**Work task**. In the entries, find all lines that hold the word "likes" and copy them.

**Supplied material**.
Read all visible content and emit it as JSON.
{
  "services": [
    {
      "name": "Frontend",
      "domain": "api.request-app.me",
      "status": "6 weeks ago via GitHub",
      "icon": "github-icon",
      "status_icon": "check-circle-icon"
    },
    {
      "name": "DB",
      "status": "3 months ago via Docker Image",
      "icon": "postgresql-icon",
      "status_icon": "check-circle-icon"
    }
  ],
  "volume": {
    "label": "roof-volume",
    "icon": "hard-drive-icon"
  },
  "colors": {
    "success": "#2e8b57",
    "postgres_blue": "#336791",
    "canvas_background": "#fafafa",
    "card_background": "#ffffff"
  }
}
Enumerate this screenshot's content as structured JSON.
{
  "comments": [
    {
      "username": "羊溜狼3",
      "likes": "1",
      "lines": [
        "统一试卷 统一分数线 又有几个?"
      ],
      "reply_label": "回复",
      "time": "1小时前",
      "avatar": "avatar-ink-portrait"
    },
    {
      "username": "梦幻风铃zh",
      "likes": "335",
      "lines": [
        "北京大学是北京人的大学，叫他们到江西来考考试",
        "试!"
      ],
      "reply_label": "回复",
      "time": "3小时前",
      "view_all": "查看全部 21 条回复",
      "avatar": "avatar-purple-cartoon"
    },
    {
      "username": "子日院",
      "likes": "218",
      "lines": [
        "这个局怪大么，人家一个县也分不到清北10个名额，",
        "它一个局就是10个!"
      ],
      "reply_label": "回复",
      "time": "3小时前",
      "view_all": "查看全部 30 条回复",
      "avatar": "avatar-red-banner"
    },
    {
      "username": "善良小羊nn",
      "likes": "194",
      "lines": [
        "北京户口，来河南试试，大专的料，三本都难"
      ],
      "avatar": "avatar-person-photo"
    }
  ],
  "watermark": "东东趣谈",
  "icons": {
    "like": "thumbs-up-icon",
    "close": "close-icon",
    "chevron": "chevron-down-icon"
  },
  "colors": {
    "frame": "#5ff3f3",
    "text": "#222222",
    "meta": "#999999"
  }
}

**Response**.
      "likes": "1",
      "likes": "335",
      "likes": "218",
      "likes": "194",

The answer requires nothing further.